A quality tight end is a receiver’s best friend. Schultz is being brought in from that team just north of here to improve the offense’s fire power and provide additional blocking support. Schultz has quietly racked up three quality seasons in a row, but saw a dip in performance this past season after missing two games and being the focus of opposing defenses.

Schultz should shine in Houston’s tight end-first offense and be the center point of the offense. That could mean he will be blanketed in coverage as teams stifle his production, or he can shine in an offense that emphasizes.

Nico Collins will have a breakout season

While he’s no DeAndre Hopkins, Collins has been a nice buffer between Houston and utter disaster in the passing game. Even while he’s missed considerable time over the past two years, Collins has been a reliable threat for Houston.

Year three will be a critical season for Collins as he faces new faces all around him. Pressure from new veterans Robert Woods and Noah Brown plus two rookies Tank Dell and Xavier Hutchinson will strain Collins’ hold on the wide receiver one position. If Collins can hold off the battalion of new pass catching options, he’ll outpace the 688 yards the ESPN analysts believe he’ll accumulate.

Teagan Quitoriano will surpass Brevin Jordan the second tight end role

Bobby Slowik’s offense is predicated on Shanahan and Kubiak-ian philosophies, which rely on two tight end formations. Tight ends’ versatility will be a premium, and that’s what second-year tight end Quitoriano can provide. Both him and Brevin Jordan were brought in back to back years to supplement the tight end role, but only Quitoriano has shown the ability to both block and catch the ball. ESPN only has Quitoriano slated for two TDs, but I anticipate him to record five or more TDs due to a high volume of red zone targets.

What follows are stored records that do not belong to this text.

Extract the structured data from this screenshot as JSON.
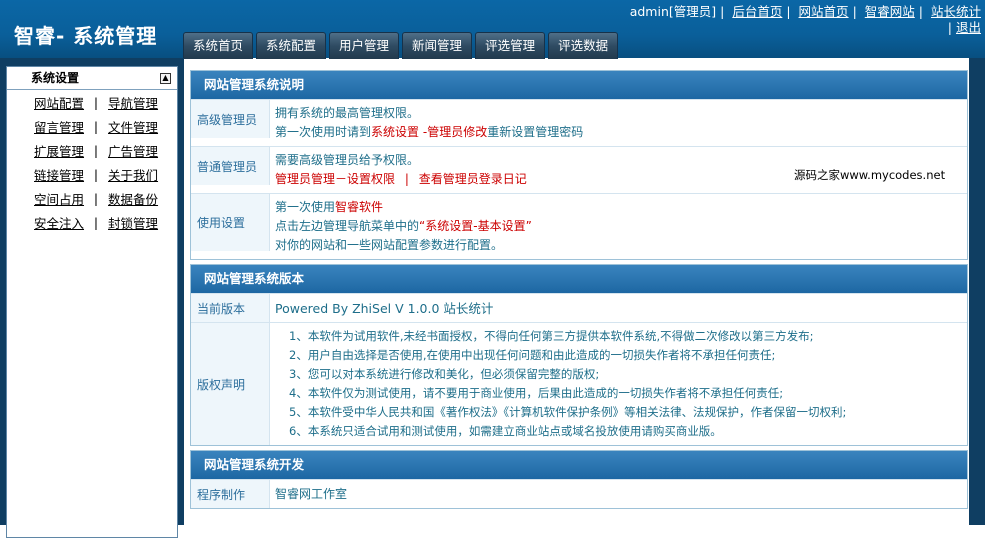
{
  "app": {
    "title": "智睿- 系统管理"
  },
  "user_links": {
    "user": "admin[管理员]",
    "items": [
      "后台首页",
      "网站首页",
      "智睿网站",
      "站长统计",
      "退出"
    ]
  },
  "tabs": [
    "系统首页",
    "系统配置",
    "用户管理",
    "新闻管理",
    "评选管理",
    "评选数据"
  ],
  "sidebar": {
    "title": "系统设置",
    "rows": [
      [
        "网站配置",
        "导航管理"
      ],
      [
        "留言管理",
        "文件管理"
      ],
      [
        "扩展管理",
        "广告管理"
      ],
      [
        "链接管理",
        "关于我们"
      ],
      [
        "空间占用",
        "数据备份"
      ],
      [
        "安全注入",
        "封锁管理"
      ]
    ]
  },
  "panel1": {
    "title": "网站管理系统说明",
    "senior": {
      "label": "高级管理员",
      "line1": "拥有系统的最高管理权限。",
      "line2_prefix": "第一次使用时请到",
      "line2_link1": "系统设置",
      "line2_dash": " -",
      "line2_link2": "管理员修改",
      "line2_suffix": "重新设置管理密码"
    },
    "normal": {
      "label": "普通管理员",
      "line1": "需要高级管理员给予权限。",
      "link1": "管理员管理－设置权限",
      "sep": "|",
      "link2": "查看管理员登录日记"
    },
    "usage": {
      "label": "使用设置",
      "line1_prefix": "第一次使用",
      "line1_link": "智睿软件",
      "line2_prefix": "点击左边管理导航菜单中的",
      "line2_link": "“系统设置-基本设置”",
      "line3": "对你的网站和一些网站配置参数进行配置。"
    }
  },
  "watermark": "源码之家www.mycodes.net",
  "panel2": {
    "title": "网站管理系统版本",
    "version_label": "当前版本",
    "version_value": "Powered By ZhiSel V 1.0.0 站长统计",
    "rights_label": "版权声明",
    "rights": [
      "1、本软件为试用软件,未经书面授权，不得向任何第三方提供本软件系统,不得做二次修改以第三方发布;",
      "2、用户自由选择是否使用,在使用中出现任何问题和由此造成的一切损失作者将不承担任何责任;",
      "3、您可以对本系统进行修改和美化，但必须保留完整的版权;",
      "4、本软件仅为测试使用，请不要用于商业使用，后果由此造成的一切损失作者将不承担任何责任;",
      "5、本软件受中华人民共和国《著作权法》《计算机软件保护条例》等相关法律、法规保护，作者保留一切权利;",
      "6、本系统只适合试用和测试使用，如需建立商业站点或域名投放使用请购买商业版。"
    ]
  },
  "panel3": {
    "title": "网站管理系统开发",
    "maker_label": "程序制作",
    "maker_value": "智睿网工作室"
  },
  "colors": {
    "header": "#0b67a6",
    "panel_title": "#1d67a3",
    "link_red": "#cc0000"
  }
}
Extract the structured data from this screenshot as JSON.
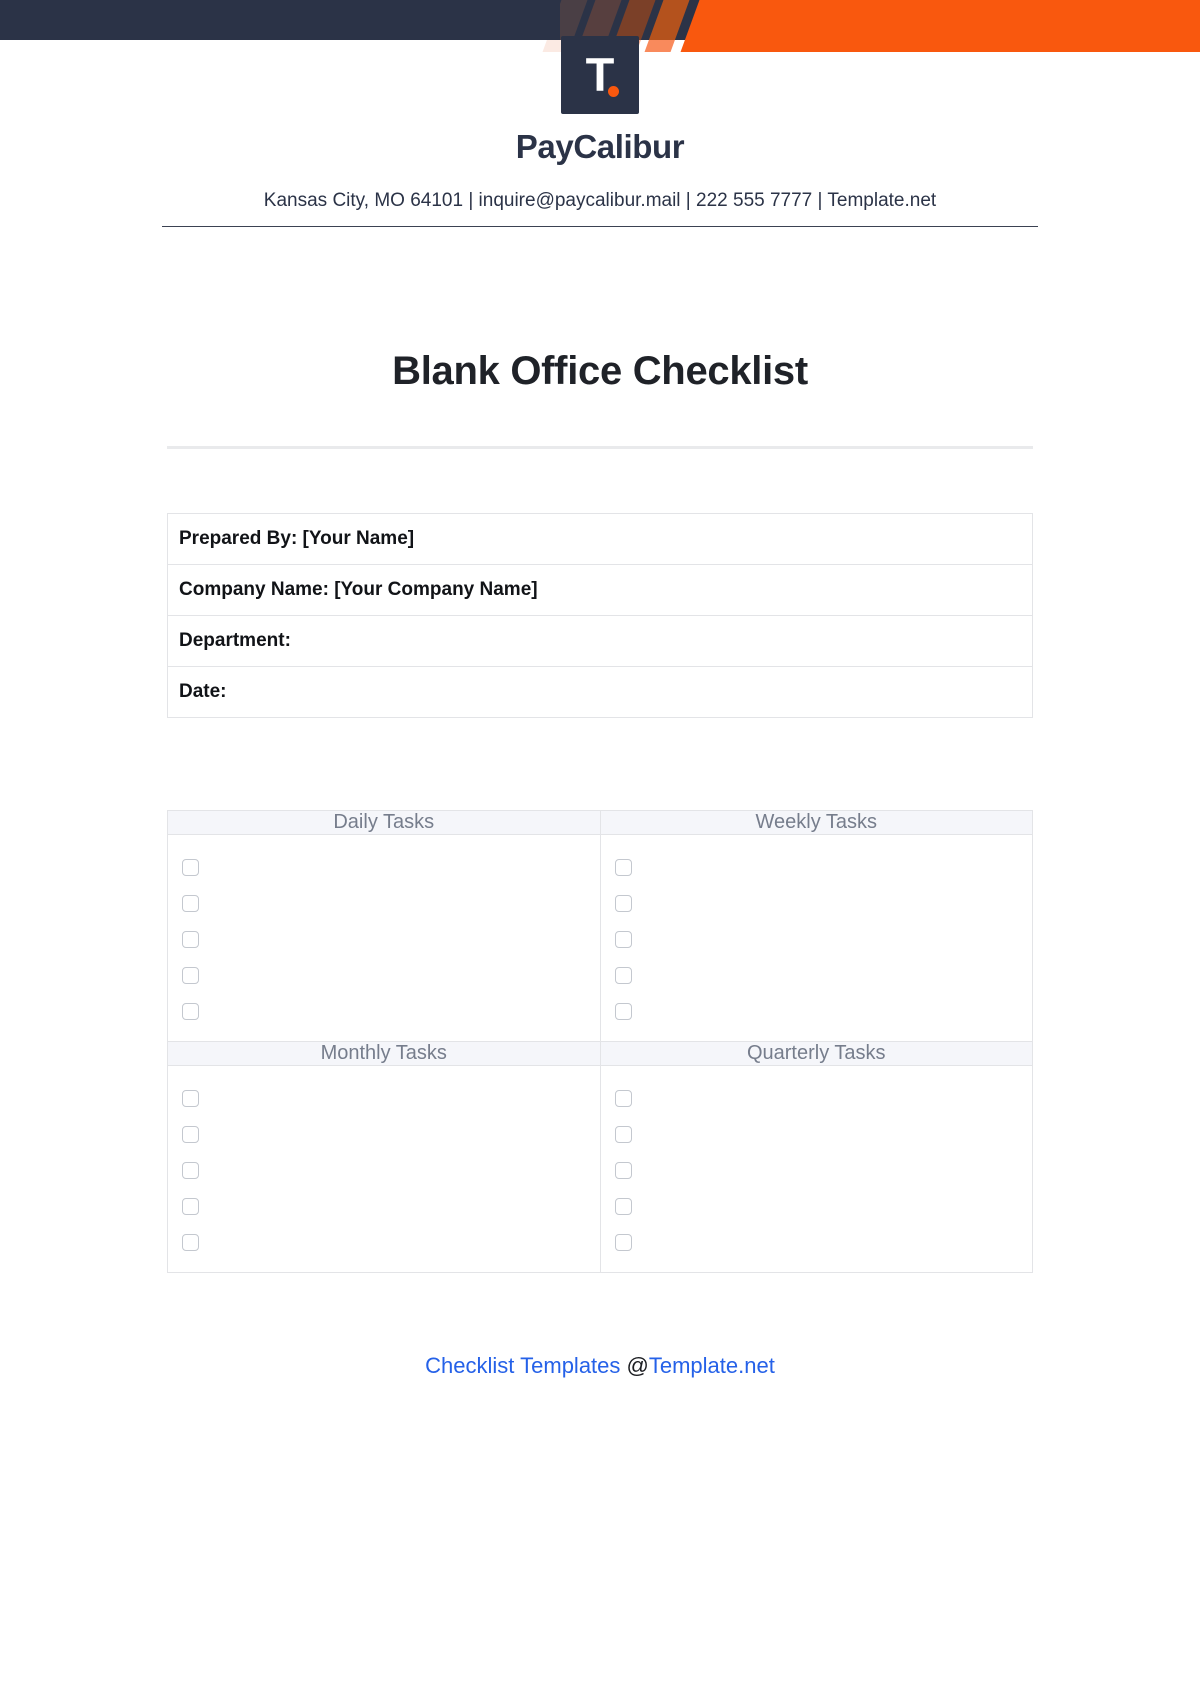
{
  "topbar": {
    "navy_color": "#2b3347",
    "accent_color": "#f9580e",
    "stripe_colors": [
      "#fbeae3",
      "#f9d6c6",
      "#f8b193",
      "#f98a5c",
      "#f9580e"
    ]
  },
  "brand": {
    "logo_letter": "T",
    "logo_dot": "•",
    "name": "PayCalibur",
    "contact": "Kansas City, MO 64101 | inquire@paycalibur.mail | 222 555 7777 | Template.net"
  },
  "document": {
    "title": "Blank Office Checklist"
  },
  "info_rows": [
    "Prepared By: [Your Name]",
    "Company Name: [Your Company Name]",
    "Department:",
    "Date:"
  ],
  "checklist": {
    "sections": [
      {
        "title": "Daily Tasks",
        "items": [
          "",
          "",
          "",
          "",
          ""
        ]
      },
      {
        "title": "Weekly Tasks",
        "items": [
          "",
          "",
          "",
          "",
          ""
        ]
      },
      {
        "title": "Monthly Tasks",
        "items": [
          "",
          "",
          "",
          "",
          ""
        ]
      },
      {
        "title": "Quarterly Tasks",
        "items": [
          "",
          "",
          "",
          "",
          ""
        ]
      }
    ]
  },
  "footer": {
    "link_part1": "Checklist Templates ",
    "at": "@",
    "link_part2": "Template.net"
  }
}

Considering Houston’s emphasis on drafting slot receiver types in John Metchie III and Tank Dell, this indicates a shift from pass-first tight ends of Brevin Jordan’s ilk. This paradigm shift will tilt the balance of power to players like Quitoriano in Houston’s new offense.

Xavier Hutchinson will be a non-factor

In the most debatable, stat-less fact of ESPN’s predictions, they’ve left out the Texans’ sixth round draft pick from their estimations this season. That could be a grave mistake. While Hutchinson will be buried on the depth chart, he’ll be a vital asset in a wide receiver group far from stratified. Hutchinson will be directly competing with Noah Brown for playing time in four and five receiver sets. Hutchinson was a highly productive leader at Iowa State and has the upside to overthrow Nico Collins even on the roster. However, he has plenty to prove on an offense that will be running mainly formations with as many running backs and tight ends as receivers.